- Winco 12″ Fine/Grain Sharpening Stone (USED BELOW) – $12
- EZE-LAP Fine Diamond Pocket Stone – $10
- Spyderco Double Stuff Stone – $27
- Opinel Natural Lombardi Sharpening Stone – $18
- Dan’s Translucent Pocket Knife Sharpening Stone Whetstone – $23
- Fallkniven DC4 – $19
If you’d rather something besides a sharpening stone, there are other options. Even if they aren’t all practical to carry around or quite as simple. While a honing steel is typically used for larger kitchen knvies, they will certainly work for sharpening your pocket knife. You could go with a pocket gadget like the one Smith’s offers. Still, for our money, a sharpening stone, or a whetstone, is simple and perfect for EDC gear and pocket knives.
Why Do I Need to Sharpen My Pocket Knife?
Right out of the box, you should expect your new knife to be pretty dang sharp. But after several uses, you’ll notice it doesn’t cut as smoothly. Sharpening your pocket knife is simply part of the general upkeep your blade needs. There’s nothing more frustrating than attempting to slice through a block of cheese on a camping trip or trying to open a package and getting that dull blade resistance. So, even though sharpening your pocket knife is a bit of a chore, it’s an essential part of upkeep.
Ask enough folks and they’ll likely all tell you a different method of how to sharpen a pocket knife. Whatever method you choose, just make sure you do it. Whether you invest in a pricey electric option, drop off your knives at your local hardware store, or bust out the whetstone, be sure to take time to sharpen your knife.
What Do I Need to Do Before I Sharpen My Pocket Knife?
Before you go swiping your pocket knife up and down your stone, it’s best you wet the stone you’re using. While it’s not always necessary, wetting your sharpening stone helps keep it cool while you sharpen, and thus prevents the knife from warping in any way from heat. The lubricant also helps remove the tiny particles and rubble created when you sharpen that could prevent you from getting a fine edge. Lubricants range from oils sold specifically for sharpening stones to your own damn spit. We recommend either mineral oil or just water. Tap water should work fine but filtered water will ensure there aren’t any excess minerals present. If you want to buy a specialty oil, that’s totally fine, but we’ve found that water works just fine.

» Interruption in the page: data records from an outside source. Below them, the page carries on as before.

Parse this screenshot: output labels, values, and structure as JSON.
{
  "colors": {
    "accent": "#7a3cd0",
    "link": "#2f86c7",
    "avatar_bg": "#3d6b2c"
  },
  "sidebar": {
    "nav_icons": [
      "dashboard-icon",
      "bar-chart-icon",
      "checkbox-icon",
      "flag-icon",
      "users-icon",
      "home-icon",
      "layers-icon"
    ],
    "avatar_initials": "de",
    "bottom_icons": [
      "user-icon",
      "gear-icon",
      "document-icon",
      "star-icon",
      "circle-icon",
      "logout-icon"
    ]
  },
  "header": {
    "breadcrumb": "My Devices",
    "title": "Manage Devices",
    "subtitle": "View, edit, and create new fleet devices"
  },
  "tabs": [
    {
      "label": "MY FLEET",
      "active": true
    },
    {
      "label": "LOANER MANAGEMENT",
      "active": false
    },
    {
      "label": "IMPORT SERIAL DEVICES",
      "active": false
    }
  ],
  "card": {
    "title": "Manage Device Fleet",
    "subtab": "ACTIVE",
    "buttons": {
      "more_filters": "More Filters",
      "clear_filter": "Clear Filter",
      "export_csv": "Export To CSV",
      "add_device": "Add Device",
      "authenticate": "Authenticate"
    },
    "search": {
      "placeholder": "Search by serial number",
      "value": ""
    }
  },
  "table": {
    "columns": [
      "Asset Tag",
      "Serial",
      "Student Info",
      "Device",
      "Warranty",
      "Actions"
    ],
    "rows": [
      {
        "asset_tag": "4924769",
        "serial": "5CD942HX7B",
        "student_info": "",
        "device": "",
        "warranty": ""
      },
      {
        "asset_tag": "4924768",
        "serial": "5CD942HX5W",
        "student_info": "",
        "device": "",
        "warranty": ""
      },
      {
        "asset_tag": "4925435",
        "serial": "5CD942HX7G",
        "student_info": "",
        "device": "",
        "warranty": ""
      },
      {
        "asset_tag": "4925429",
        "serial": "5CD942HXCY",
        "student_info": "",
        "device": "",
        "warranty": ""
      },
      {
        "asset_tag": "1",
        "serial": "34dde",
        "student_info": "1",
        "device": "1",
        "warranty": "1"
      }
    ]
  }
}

We also recommend giving your pocket knife a proper cleaning before sharpening. Soap and water always does the trick. Just make sure to let the blade fully dry before sharpening.
How to Sharpen a Pocket Knife in 6 Steps
1. Wet Your Sharpening Stone
Like we said earlier, you don’t absolutely need to do this, but it is recommended. Whether you’re going to apply some specialty knife sharpening oil or simply pour a bit of water, now’s the time to do so. If you’re using a stone with a rough side and a fine side, start with the rougher side.
2. Find the Proper Blade Angle
This is the trickiest part for sharpening a pocket knife. But, with a little practice, you’ll have this locked in. You’re going to want to hold your knife at an angle while sharpening it. That angle depends on the knife you’re sharpening, and it can range from about 15° to 30°. Finding the bevel, or sharpening angle, can take some practice. But you should be able get it by feel. If you are struggling, you can contact the knife maker and ask for the info.
3. Sharpen Your Pocket Knife
Start with the knife at one end of the stone holding it so the blade’s edge is facing away from you. Pull the knife toward yourself while trying to keep the angle. As you reach the end, glide the knife down so you hit every curved part of your blade. Repeat 10 times. Flip blade over and repeat 10 times.
4. Use the Fine Side of the Stone
If you purchased a stone with one course side and one fine side, flip the stone over and repeat from Step 1.
5. Wipe the Blade Clean
Use a clean dish cloth or towel to carefully wipe the blade.
6. Use Your Pocket Knife
And that’s all you need to know on how to sharpen a pocket knife! Simple right? Your freshly sharpened pocket knife will function better than it has for some time. Just remember to sharpen after every few uses.